If you are among those who avoided seeing this film because you thought it would be relentlessly bleak you may want to think again—Amour is one of the most important and beautiful films of recent years. Writer-director Michael Haneke and actors Emmanuelle Riva and Jean-Louis Trintignant give us a powerful and unsentimental look at the demands of life, death, and love within an intimate universe constructed over long years of coupledom. Amour does indeed cast a cold eye on our shared mortality, but not without a vivifying and profound embrace of our shared humanity. Since we choose neither our coming into life nor our leaving it, it is a rare film that can goad us into considering the nature of our exit realistically yet without utter hopelessness or morbid despair.
Amour won many awards and prizes including the Palme D’Or at Cannes and the Academy Award for Best Foreign Language Film; Riva took several Best Actress awards (and should have won the Oscar), and Trintignant’s performance as her husband is an elegant match in masterfully calibrated emotional power. Music teachers of some stature Anne and Georges are now octogenarian, savoring the rich quiet joys of their cultured maturity and decades of marriage, when suddenly Anne’s health begins a sharp decline. Haneke’s vision of how each of them confronts and attempts to manage this ultimate challenge is simply and eloquently scripted, unhurried, open to each telling development and detail. The film is unsparing in its honesty, and like the venerable, worldly, good-humored couple it portrays, it is dogged in its determination to maintain its dignity and integrity, its hard-won sense of specific identity.
Central to Amour’s power are these great actors who give an astonishingly transparent, nuanced, ultimately revelatory duet performance. Trintignant, now 85, first attracted attention 59 years ago as the callow fellow seduced by Brigitte Bardot in …And God Created Woman before starring in the seminal ’60s films A Man and a Woman, The Easy Life, Z and The Conformist. Riva, 89, came to Cannes in 1959 as the nameless European in postwar Japan in Alain Resnais’ landmark Hiroshima Mon Amour. She and Trintignant, though never before in a film together, are fully convincing as a lifelong couple: enjoying playful badinage, anticipating each other’s wants, at times nodding in silence over a shared memory.
The onset of the illness is deceptively passive. One morning at breakfast Anne becomes unresponsive and mute. The stroke lasts only a matter of seconds and she seems to return to normal. But several weeks and one operation later, Anne returns to the apartment in a wheelchair, the right side of her body paralyzed.

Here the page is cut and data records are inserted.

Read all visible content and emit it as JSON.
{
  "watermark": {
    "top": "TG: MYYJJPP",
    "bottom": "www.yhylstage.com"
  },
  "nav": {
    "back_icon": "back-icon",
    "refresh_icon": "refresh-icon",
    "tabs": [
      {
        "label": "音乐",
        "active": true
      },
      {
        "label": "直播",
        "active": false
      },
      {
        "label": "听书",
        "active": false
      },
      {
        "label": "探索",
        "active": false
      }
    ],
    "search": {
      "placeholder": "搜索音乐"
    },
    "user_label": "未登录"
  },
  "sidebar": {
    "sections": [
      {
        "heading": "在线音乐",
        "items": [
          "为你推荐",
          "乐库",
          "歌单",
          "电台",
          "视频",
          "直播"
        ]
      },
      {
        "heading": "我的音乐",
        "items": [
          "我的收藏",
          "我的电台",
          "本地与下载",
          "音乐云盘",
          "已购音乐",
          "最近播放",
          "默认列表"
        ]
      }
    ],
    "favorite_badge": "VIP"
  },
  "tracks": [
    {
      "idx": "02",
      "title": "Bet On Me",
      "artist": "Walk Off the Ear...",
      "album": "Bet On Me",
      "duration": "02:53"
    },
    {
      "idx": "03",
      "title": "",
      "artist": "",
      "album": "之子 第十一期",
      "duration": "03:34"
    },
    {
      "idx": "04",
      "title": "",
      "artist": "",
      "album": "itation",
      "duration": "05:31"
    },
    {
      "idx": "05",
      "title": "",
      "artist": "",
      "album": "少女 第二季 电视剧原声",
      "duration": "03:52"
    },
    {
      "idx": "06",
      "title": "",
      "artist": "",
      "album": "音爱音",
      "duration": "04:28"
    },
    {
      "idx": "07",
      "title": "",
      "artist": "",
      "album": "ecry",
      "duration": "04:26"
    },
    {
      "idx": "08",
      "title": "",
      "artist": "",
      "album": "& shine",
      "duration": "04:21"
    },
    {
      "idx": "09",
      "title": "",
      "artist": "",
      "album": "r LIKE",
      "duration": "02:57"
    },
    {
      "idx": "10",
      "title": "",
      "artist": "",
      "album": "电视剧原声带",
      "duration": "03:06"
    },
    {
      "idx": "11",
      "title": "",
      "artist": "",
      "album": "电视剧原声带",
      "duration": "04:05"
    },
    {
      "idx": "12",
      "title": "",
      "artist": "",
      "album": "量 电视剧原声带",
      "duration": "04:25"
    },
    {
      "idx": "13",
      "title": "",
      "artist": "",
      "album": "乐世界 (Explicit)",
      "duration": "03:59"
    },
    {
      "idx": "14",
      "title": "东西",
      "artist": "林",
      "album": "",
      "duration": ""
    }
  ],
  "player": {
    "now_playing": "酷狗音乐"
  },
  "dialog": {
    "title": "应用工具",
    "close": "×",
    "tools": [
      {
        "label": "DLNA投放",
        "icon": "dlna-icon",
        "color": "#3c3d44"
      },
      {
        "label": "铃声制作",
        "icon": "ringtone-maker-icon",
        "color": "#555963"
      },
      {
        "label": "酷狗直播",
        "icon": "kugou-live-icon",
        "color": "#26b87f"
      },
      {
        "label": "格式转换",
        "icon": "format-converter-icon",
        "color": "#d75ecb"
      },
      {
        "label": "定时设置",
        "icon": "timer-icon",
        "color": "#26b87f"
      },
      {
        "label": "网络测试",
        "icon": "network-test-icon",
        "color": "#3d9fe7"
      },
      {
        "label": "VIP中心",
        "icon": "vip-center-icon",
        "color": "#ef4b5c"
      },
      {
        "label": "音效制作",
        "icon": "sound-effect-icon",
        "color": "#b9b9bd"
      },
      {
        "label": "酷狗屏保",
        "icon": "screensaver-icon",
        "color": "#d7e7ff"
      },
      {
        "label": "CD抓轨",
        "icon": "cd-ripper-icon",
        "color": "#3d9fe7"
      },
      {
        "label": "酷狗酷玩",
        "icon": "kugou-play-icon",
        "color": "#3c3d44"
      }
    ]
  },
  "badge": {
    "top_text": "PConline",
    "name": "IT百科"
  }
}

Everything that follows transpires entirely within the familiar enclosure of their lovely home, predictability more and more frequently accompanied by surprise. Together, they try to accept their diminished circumstance, cleaving to the quality that remains, until a second stroke erodes even more of her essence. Haneke shoots most sequences in a static frame with an inexorably watchful lens: we are forced to observe the details where, we are reminded, both evil and good reside.
Some have seen Haneke’s work as that of a stern, emotionally demanding, filmmaker—but no one can dispute his mastery of camera mood for psychological and emotional shadings. Here, even more resonantly than in The Piano Teacher (2001), Caché (2005), and the period epic The White Ribbon (2009), the auteur’s visual style is limpid, organic, palpably intimate. Rather than a cause for depression, Amour is a memorable portrait of love; it gives us the opportunity of peering candidly and with delicate care into the lives of two strangers, understanding them, and being enriched by the potent bond—recognizable but difficult to articulate—that great art forges among us. We come away from the cinematic experience as witnesses; we feel the truth of what we have seen and heard and, even as we may know in vivid dreams that we’re asleep, we are somehow changed. The realism here augments our conception of the term.
Though unflinching, even harrowing, this film offers something else, something more, something reviving. Perhaps Haneke is acknowledging that true love has a dimension that can outlast the lives of the lovers. Whatever his intent, the spell of this incandescent film will be for most viewers unforgettable. In the history of movies about death in human life—and about loving—Amour is certain to last a very long time.
by Hadley Hury